Kentucky Proud

Kentucky Ag News

State urges propane customers to plan now for winter

 

Kentucky Energy and Environment Cabinet

FRANKFORT, Ky. — The Kentucky Energy and Environment Cabinet (EEC) and Kentucky’s propane industry are taking proactive steps to ensure that adequate propane supplies are available to meet the needs of Kentuckians this coming winter.


“The most effective short-term actions that suppliers and customers can take are to participate in fall fill programs,” said EEC Secretary Len Peters. “Weather is a dominant influence in the demand for propane — colder-than-normal winters both increase demand and negatively impact deliverability. Current weather forecasts indicate that we’ll experience another strong winter for the region and we want to make sure customers are prepared.”


Tod Griffin, executive director of the Kentucky Propane Gas Association, pointed out that the issue is not supply but getting the propane to where it is needed. “Propane production has increased significantly; the problem is bottlenecks due to lack of adequate storage and transportation infrastructure.” Griffin said the propane industry strongly urges consumers to:

 

  1. Fill storage tanks now, before the cold weather hits. Many dealers have pre-buy or summer fill programs that encourage customers to top-off before the high-demand season starts.
  2. Sign up for automatic delivery rather than being a “will call” customer. This allows dealers to better schedule delivery trucks and helps ensure that the customer won’t run out of propane.
  3. Sign up for budget payment plans. This helps the customer spread the payments for propane over several months.
  4. Monitor your tank. Know how much you have left in the tank. Unless your dealer requests otherwise, call when the level hits 25 percent. This will allow your dealer to schedule you for a refill in a timely manner.
  5. Have a professional perform tune-ups/maintenance on equipment and appliances to increase fuel efficiency.


“We have become increasingly concerned with the likelihood of propane delivery disruptions during the coming winter,” said Secretary Peters. “A wetter-than-normal fall and increased grain production have the potential to increase demand for propane used in grain drying, particularly in the Midwestern corn belt.”


This was a key factor in the propane shortages Kentucky experienced last year. The unprecedented demand for propane for grain drying and home heating during the 2013-14 winter season led to temporary price surges and strained both Kentucky’s and the nation’s transportation infrastructure, even as U.S. propane production reached all-time highs.

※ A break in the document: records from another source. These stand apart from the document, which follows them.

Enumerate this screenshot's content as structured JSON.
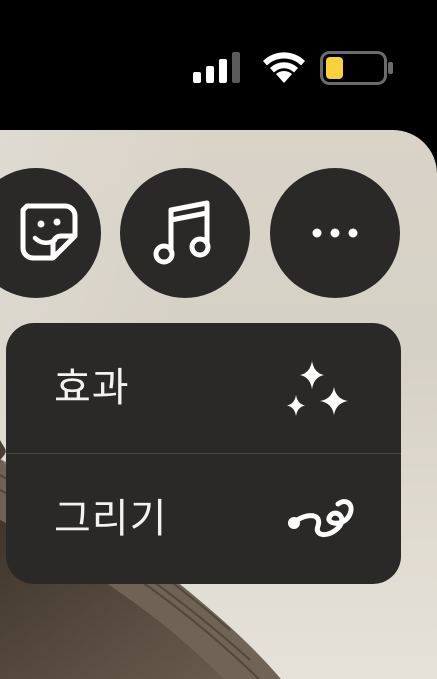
{
  "status_bar": {
    "signal_icon": "cellular-signal-icon",
    "wifi_icon": "wifi-icon",
    "battery_icon": "battery-icon",
    "battery_level": 0.2,
    "battery_color": "#f6d33c"
  },
  "action_buttons": [
    {
      "icon": "sticker-icon"
    },
    {
      "icon": "music-note-icon"
    },
    {
      "icon": "more-ellipsis-icon"
    }
  ],
  "menu": {
    "items": [
      {
        "label": "효과",
        "icon": "sparkles-icon"
      },
      {
        "label": "그리기",
        "icon": "draw-squiggle-icon"
      }
    ]
  },
  "colors": {
    "button_bg": "#2b2927",
    "text": "#f2f2f2",
    "background": "#000000"
  }
}
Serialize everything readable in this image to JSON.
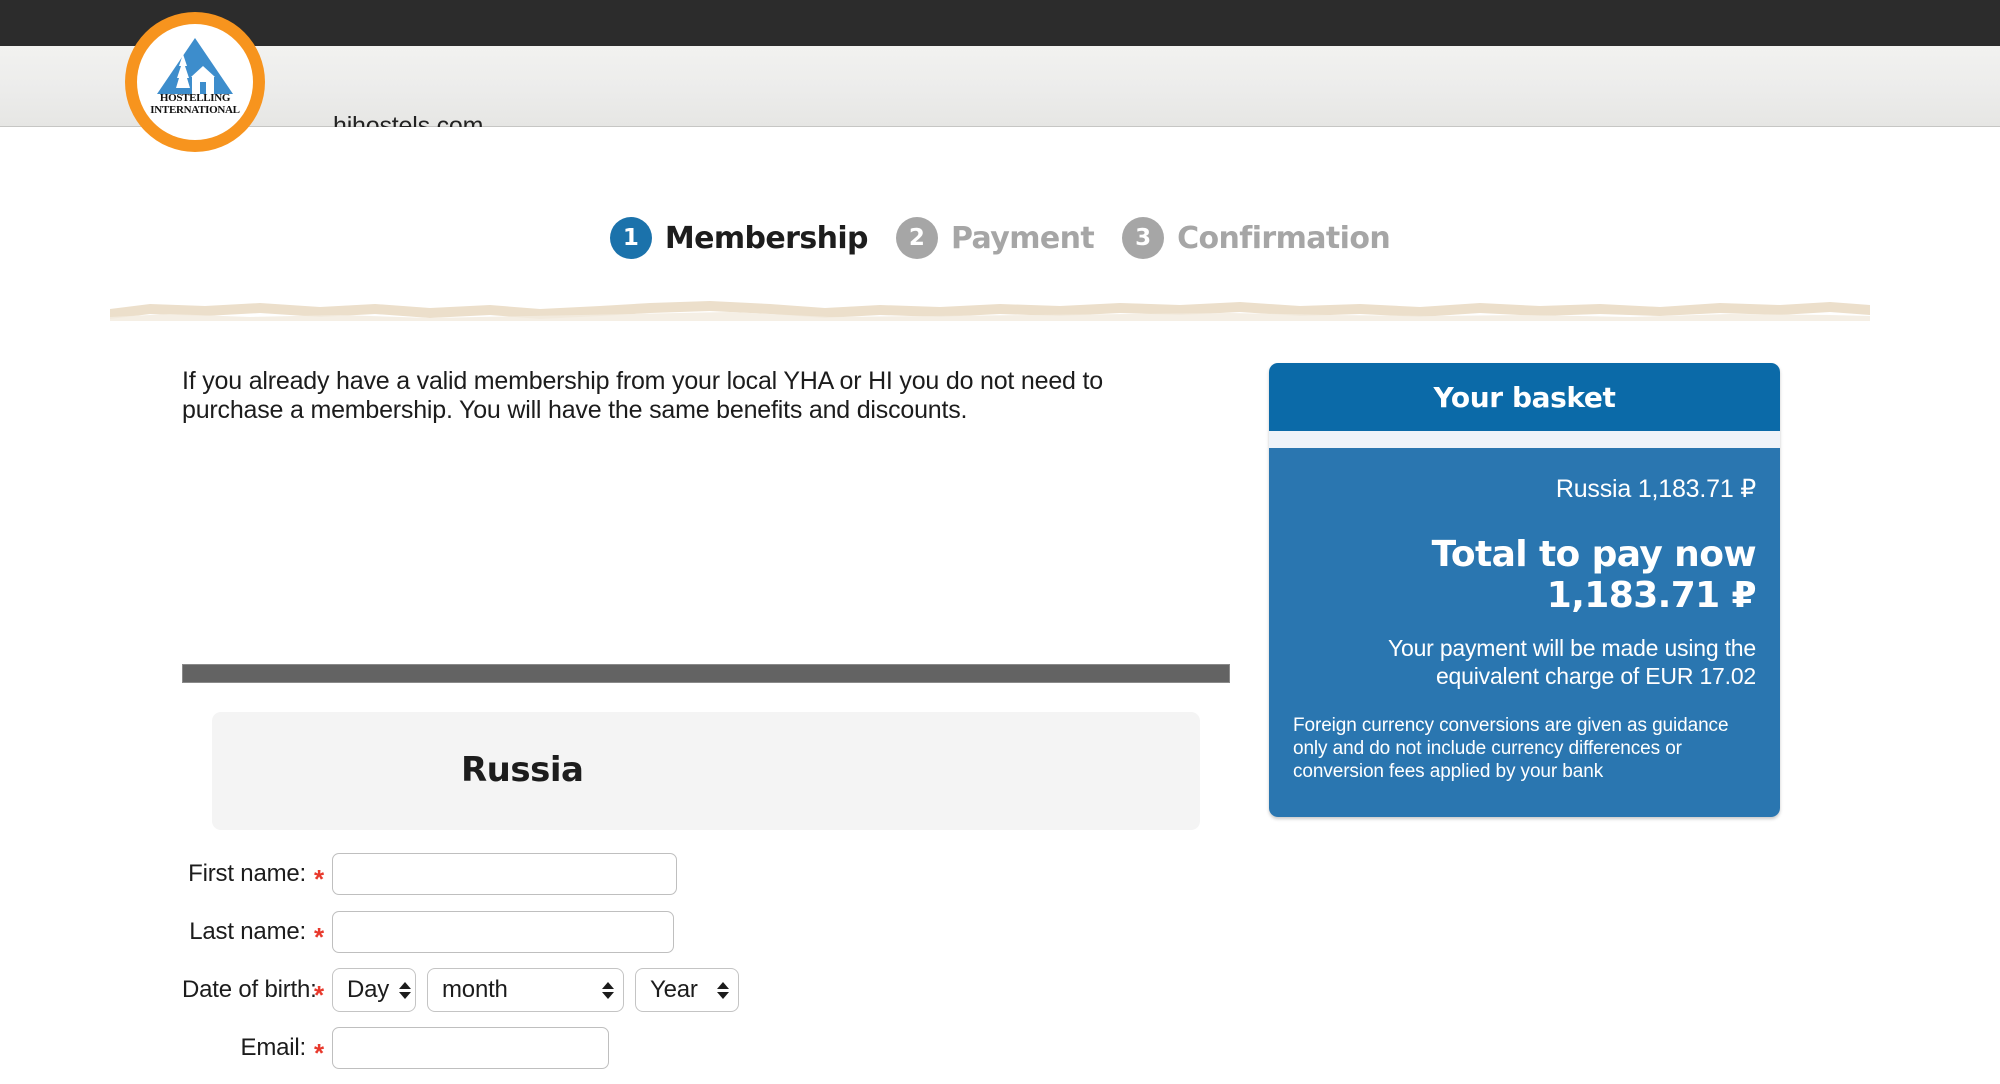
{
  "browser": {
    "url": "hihostels.com"
  },
  "logo": {
    "caption_line1": "HOSTELLING",
    "caption_line2": "INTERNATIONAL"
  },
  "steps": [
    {
      "number": "1",
      "label": "Membership",
      "state": "active"
    },
    {
      "number": "2",
      "label": "Payment",
      "state": "inactive"
    },
    {
      "number": "3",
      "label": "Confirmation",
      "state": "inactive"
    }
  ],
  "main": {
    "intro_text": "If you already have a valid membership from your local YHA or HI you do not need to purchase a membership. You will have the same benefits and discounts.",
    "country_name": "Russia"
  },
  "form": {
    "fields": [
      {
        "label": "First name:",
        "required": "*",
        "value": "",
        "placeholder": ""
      },
      {
        "label": "Last name:",
        "required": "*",
        "value": "",
        "placeholder": ""
      },
      {
        "label": "Date of birth:",
        "required": "*"
      },
      {
        "label": "Email:",
        "required": "*",
        "value": "",
        "placeholder": ""
      }
    ],
    "dob": {
      "day": "Day",
      "month": "month",
      "year": "Year"
    }
  },
  "basket": {
    "title": "Your basket",
    "line_item": "Russia 1,183.71 ₽",
    "total": "Total to pay now 1,183.71 ₽",
    "equivalent": "Your payment will be made using the equivalent charge of EUR 17.02",
    "note": "Foreign currency conversions are given as guidance only and do not include currency differences or conversion fees applied by your bank"
  },
  "colors": {
    "accent_blue": "#1b72ab",
    "basket_header": "#0b6aa8",
    "basket_body": "#2a76b0",
    "logo_orange": "#f7941e",
    "required_red": "#e8392c",
    "inactive_gray": "#a6a6a6"
  }
}
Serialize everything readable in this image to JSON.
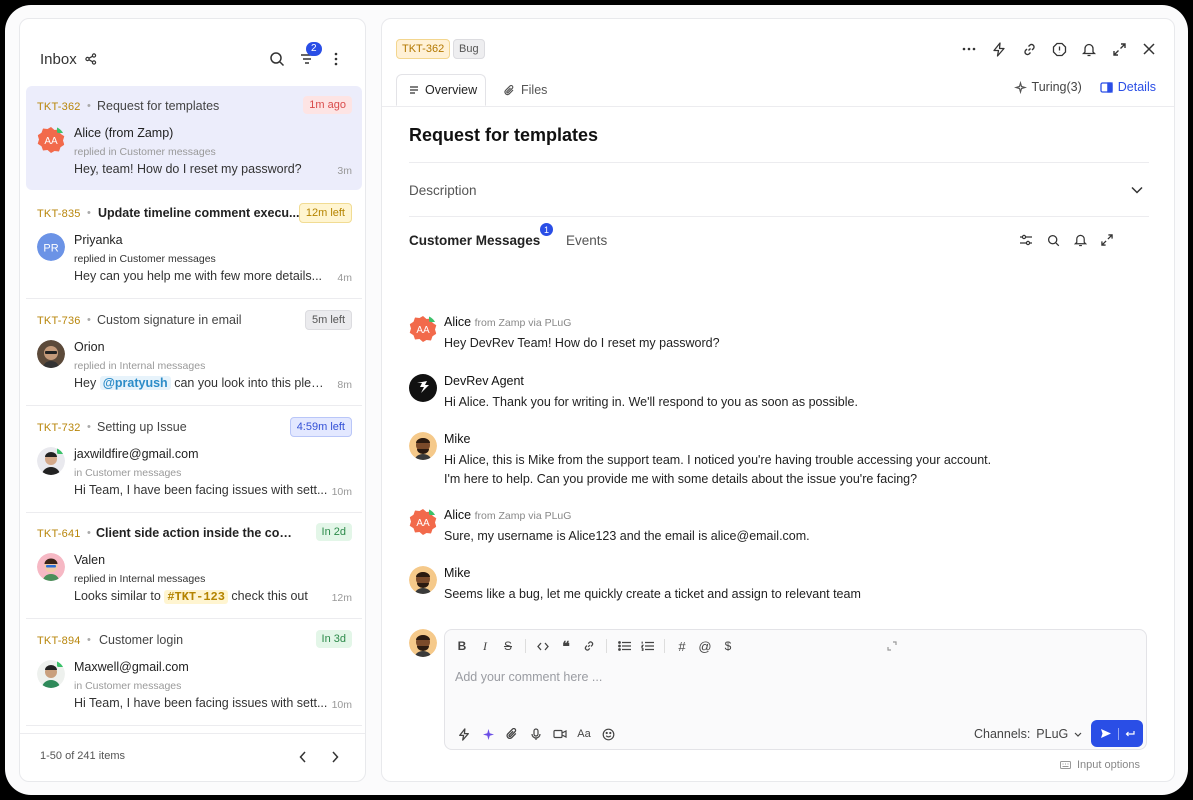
{
  "inbox": {
    "title": "Inbox",
    "filter_badge": "2",
    "pagination": "1-50 of 241 items",
    "tickets": [
      {
        "id": "TKT-362",
        "title": "Request for templates",
        "bold": false,
        "pill": "1m ago",
        "pill_style": "red",
        "name": "Alice (from Zamp)",
        "sub": "replied in Customer messages",
        "msg": "Hey, team! How do I reset my password?",
        "time": "3m"
      },
      {
        "id": "TKT-835",
        "title": "Update timeline comment execu...",
        "bold": true,
        "pill": "12m left",
        "pill_style": "yellow",
        "name": "Priyanka",
        "sub": "replied in Customer messages",
        "msg": "Hey can you help me with few more details...",
        "time": "4m"
      },
      {
        "id": "TKT-736",
        "title": "Custom signature in email",
        "bold": false,
        "pill": "5m left",
        "pill_style": "gray",
        "name": "Orion",
        "sub": "replied in Internal messages",
        "msg_prefix": "Hey",
        "mention": "@pratyush",
        "msg_suffix": "can you look into this please",
        "time": "8m"
      },
      {
        "id": "TKT-732",
        "title": "Setting up Issue",
        "bold": false,
        "pill": "4:59m left",
        "pill_style": "blue",
        "name": "jaxwildfire@gmail.com",
        "sub": "in Customer messages",
        "msg": "Hi Team, I have been facing issues with sett...",
        "time": "10m"
      },
      {
        "id": "TKT-641",
        "title": "Client side action inside the comme...",
        "bold": true,
        "pill": "In 2d",
        "pill_style": "green",
        "name": "Valen",
        "sub": "replied in Internal messages",
        "msg_prefix": "Looks similar to",
        "tag": "#TKT-123",
        "msg_suffix": "check this out",
        "time": "12m"
      },
      {
        "id": "TKT-894",
        "title": "Customer login",
        "bold": false,
        "pill": "In 3d",
        "pill_style": "green",
        "name": "Maxwell@gmail.com",
        "sub": "in Customer messages",
        "msg": "Hi Team, I have been facing issues with sett...",
        "time": "10m"
      }
    ]
  },
  "detail": {
    "ticket_id": "TKT-362",
    "type_tag": "Bug",
    "tabs": [
      "Overview",
      "Files"
    ],
    "turing": "Turing(3)",
    "details": "Details",
    "subject": "Request for templates",
    "description_label": "Description",
    "messages_tab": "Customer Messages",
    "messages_badge": "1",
    "events_tab": "Events",
    "messages": [
      {
        "author": "Alice",
        "via": "from Zamp via PLuG",
        "text": "Hey DevRev Team! How do I reset my password?",
        "avatar": "alice"
      },
      {
        "author": "DevRev Agent",
        "via": "",
        "text": "Hi Alice. Thank you for writing in. We'll respond to you as soon as possible.",
        "avatar": "devrev"
      },
      {
        "author": "Mike",
        "via": "",
        "text": "Hi Alice, this is Mike from the support team. I noticed you're having trouble accessing your account.\nI'm here to help. Can you provide me with some details about the issue you're facing?",
        "avatar": "mike"
      },
      {
        "author": "Alice",
        "via": "from Zamp via PLuG",
        "text": "Sure, my username is Alice123 and the email is alice@email.com.",
        "avatar": "alice"
      },
      {
        "author": "Mike",
        "via": "",
        "text": "Seems like a bug, let me quickly create a ticket and assign to relevant team",
        "avatar": "mike"
      }
    ],
    "composer": {
      "placeholder": "Add your comment here ...",
      "channels_label": "Channels:",
      "channel": "PLuG",
      "input_options": "Input options"
    }
  },
  "colors": {
    "accent": "#2a4ee6",
    "ticket_id": "#b8860b",
    "selected_bg": "#ecedfb"
  }
}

Secretary Peters also recommended that homeowners seal and insulate their homes for increased efficiency and comfort in both winter and summer. Visit kyhomeperformance.org for more information about available incentives for improving your home.


For tips on home weatherization and energy efficiency visit the Cabinet’s energy website at energy.ky.gov.


For more information from the propane industry, talk with your local propane dealer or visit propanecomfort.com.